The Italian side of the southern Adriatic also had a coastal plain. One can still gauge the extents of this coastal plain, now submerged, by looking at the present-day Tavoliere plain, which covers an area of about 4,500 sq km. Along the present-day coast, there are still lakes (Lago Salso and Lago Salpi, around the Gulf of Manfredonia) (Boenzi et al. 2001), extensive coastal marshes, and two more lakes to the north of the Gargano (Lago Lesina and Lago Varano) (Sargent 1983:223). The lakes and marshes are the remnants of ancient lagoons, which made coastal navigation easy in this region (Delano Smith 1987:15).

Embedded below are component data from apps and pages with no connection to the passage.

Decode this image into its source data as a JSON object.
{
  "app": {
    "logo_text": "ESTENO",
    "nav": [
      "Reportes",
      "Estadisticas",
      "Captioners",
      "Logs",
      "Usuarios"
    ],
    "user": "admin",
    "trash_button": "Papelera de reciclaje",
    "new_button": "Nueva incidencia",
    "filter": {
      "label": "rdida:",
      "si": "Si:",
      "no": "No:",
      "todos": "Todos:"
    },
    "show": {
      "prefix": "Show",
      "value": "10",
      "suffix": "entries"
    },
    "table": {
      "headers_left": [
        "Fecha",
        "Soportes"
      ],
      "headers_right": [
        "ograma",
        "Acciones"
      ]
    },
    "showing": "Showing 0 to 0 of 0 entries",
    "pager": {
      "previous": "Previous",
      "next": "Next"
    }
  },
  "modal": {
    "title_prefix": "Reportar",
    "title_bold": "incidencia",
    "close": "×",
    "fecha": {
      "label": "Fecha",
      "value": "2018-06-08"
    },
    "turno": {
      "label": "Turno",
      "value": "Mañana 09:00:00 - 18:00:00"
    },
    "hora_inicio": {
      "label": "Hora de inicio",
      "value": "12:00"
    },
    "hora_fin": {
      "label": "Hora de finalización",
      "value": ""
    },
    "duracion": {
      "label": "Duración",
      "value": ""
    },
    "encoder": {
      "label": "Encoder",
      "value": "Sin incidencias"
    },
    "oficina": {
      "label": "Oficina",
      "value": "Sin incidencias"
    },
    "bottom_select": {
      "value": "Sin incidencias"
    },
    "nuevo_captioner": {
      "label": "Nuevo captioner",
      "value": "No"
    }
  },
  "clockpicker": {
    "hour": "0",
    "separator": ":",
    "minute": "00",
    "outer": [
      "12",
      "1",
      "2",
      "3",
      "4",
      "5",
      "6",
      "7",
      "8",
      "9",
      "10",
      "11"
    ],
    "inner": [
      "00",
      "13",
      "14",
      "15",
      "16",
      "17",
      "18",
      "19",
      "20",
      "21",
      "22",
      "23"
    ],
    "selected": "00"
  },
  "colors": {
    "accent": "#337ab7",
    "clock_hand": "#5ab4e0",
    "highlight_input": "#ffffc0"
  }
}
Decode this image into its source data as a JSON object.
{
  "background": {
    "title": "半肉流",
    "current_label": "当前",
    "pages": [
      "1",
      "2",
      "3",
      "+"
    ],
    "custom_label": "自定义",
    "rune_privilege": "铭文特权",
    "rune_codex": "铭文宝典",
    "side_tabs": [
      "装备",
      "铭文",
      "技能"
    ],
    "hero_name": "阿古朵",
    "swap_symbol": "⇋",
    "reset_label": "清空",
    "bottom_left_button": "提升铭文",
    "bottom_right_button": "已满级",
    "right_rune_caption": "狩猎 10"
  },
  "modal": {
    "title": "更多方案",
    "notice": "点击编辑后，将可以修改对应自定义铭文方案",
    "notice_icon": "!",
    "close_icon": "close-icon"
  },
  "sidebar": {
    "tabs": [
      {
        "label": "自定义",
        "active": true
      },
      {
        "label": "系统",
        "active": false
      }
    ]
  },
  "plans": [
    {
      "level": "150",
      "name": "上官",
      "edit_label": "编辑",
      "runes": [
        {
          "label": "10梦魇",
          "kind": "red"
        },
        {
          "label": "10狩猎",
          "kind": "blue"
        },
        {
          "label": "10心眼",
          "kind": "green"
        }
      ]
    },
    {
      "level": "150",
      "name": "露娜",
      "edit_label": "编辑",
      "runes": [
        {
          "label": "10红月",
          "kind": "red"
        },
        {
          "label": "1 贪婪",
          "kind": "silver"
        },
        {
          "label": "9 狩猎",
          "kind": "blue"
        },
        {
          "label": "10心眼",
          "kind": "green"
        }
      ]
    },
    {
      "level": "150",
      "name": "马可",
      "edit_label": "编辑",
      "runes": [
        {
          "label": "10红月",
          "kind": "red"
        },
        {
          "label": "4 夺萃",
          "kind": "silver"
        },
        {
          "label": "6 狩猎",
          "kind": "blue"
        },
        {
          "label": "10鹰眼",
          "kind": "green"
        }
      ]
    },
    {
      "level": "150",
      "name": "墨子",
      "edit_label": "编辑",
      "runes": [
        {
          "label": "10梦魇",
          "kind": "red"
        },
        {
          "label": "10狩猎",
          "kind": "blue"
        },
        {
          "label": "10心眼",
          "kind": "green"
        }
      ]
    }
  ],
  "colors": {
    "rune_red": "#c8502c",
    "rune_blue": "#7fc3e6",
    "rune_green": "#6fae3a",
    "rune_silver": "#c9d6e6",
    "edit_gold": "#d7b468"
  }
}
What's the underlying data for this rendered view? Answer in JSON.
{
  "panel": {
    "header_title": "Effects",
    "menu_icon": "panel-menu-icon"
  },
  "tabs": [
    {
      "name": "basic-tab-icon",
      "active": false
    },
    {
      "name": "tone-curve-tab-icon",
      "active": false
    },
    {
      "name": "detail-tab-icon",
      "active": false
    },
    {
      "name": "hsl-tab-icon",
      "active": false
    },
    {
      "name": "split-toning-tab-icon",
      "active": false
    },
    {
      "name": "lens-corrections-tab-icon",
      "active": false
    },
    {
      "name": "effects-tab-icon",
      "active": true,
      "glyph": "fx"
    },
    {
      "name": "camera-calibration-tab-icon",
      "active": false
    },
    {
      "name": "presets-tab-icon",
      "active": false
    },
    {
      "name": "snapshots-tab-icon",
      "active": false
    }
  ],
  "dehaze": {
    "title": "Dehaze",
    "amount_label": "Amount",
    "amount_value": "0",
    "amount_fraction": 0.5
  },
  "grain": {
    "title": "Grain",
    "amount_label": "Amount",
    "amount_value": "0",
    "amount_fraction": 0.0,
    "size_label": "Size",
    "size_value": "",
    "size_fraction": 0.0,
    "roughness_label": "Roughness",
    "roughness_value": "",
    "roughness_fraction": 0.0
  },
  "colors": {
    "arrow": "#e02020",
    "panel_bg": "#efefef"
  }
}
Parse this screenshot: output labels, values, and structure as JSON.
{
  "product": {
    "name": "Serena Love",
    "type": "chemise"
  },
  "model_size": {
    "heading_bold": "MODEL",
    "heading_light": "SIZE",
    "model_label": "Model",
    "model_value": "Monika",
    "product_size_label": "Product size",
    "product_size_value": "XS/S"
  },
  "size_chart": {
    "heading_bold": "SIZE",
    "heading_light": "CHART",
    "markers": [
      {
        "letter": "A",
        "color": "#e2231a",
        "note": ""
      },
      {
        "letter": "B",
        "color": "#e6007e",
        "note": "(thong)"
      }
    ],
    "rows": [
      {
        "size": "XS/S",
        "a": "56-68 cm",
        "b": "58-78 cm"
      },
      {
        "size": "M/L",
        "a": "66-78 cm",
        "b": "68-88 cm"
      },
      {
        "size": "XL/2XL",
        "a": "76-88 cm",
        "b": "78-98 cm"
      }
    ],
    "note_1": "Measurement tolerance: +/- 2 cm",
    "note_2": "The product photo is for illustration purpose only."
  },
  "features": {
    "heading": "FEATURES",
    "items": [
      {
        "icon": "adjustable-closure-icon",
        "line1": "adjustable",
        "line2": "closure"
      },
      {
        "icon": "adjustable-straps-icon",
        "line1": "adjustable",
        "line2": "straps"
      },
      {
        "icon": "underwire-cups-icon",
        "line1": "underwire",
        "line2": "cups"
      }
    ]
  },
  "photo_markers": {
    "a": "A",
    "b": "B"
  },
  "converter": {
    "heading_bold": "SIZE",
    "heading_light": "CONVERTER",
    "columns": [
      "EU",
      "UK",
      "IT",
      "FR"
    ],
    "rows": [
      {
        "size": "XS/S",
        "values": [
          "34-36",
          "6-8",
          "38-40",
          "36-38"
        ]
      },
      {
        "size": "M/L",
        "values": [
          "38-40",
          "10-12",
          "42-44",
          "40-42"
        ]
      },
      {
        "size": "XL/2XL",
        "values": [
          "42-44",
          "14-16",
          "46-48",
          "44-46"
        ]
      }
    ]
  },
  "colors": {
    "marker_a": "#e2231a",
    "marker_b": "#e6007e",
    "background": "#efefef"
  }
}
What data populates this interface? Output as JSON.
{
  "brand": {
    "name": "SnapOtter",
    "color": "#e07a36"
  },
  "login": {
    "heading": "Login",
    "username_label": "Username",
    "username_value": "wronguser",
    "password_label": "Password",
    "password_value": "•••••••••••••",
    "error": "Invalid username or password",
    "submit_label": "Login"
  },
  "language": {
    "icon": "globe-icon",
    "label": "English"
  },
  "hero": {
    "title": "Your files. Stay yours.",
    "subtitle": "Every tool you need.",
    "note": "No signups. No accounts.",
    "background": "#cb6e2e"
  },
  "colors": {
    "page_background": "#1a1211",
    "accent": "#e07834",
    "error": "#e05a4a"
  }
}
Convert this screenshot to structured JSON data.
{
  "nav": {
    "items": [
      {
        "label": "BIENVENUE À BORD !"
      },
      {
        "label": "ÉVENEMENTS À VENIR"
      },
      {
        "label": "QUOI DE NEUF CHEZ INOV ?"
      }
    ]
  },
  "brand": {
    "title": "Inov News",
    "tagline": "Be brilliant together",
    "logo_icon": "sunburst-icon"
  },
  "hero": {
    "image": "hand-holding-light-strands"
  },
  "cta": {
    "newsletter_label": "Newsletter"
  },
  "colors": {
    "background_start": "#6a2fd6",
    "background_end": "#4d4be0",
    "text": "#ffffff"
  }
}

The development of sailing not only enabled the settlement of faraway islands (though possibly its decline on others), but once trading networks faded, it also provided the means to pursue alternative settlement. With increased maritime movement, islands may also have become easy targets of raids and piracy. Permanent occupation of small islands would no longer be deemed viable in the absence of trading systems, and they were abandoned, presumably well before physical survival was at stake (‘active’ abandonment).
2 m per millennium), these figures indicate that during the Early Bronze Age, sea levels were up to 5 m lower than in the present (Lambeck 1996:607). key current coastline ancient coastline FIG. J. Fuldain). C HA P T E R 2. P H YS I C A L AND C U LT U R A L S PAC E S 31 key current coastline ancient coastline FIG. J. Fuldain). Chios, Samos, Kos, Thasos, and Skiathos became islands when sea levels reached a depth of 25 m, followed shortly after by Lesbos, Spetses, and Dokos, while Euboia, Tenedos, Salamis, and Poros became insular towards the end of the Neolithic and perhaps as late as the Bronze Age (Broodbank 1999a:23–4).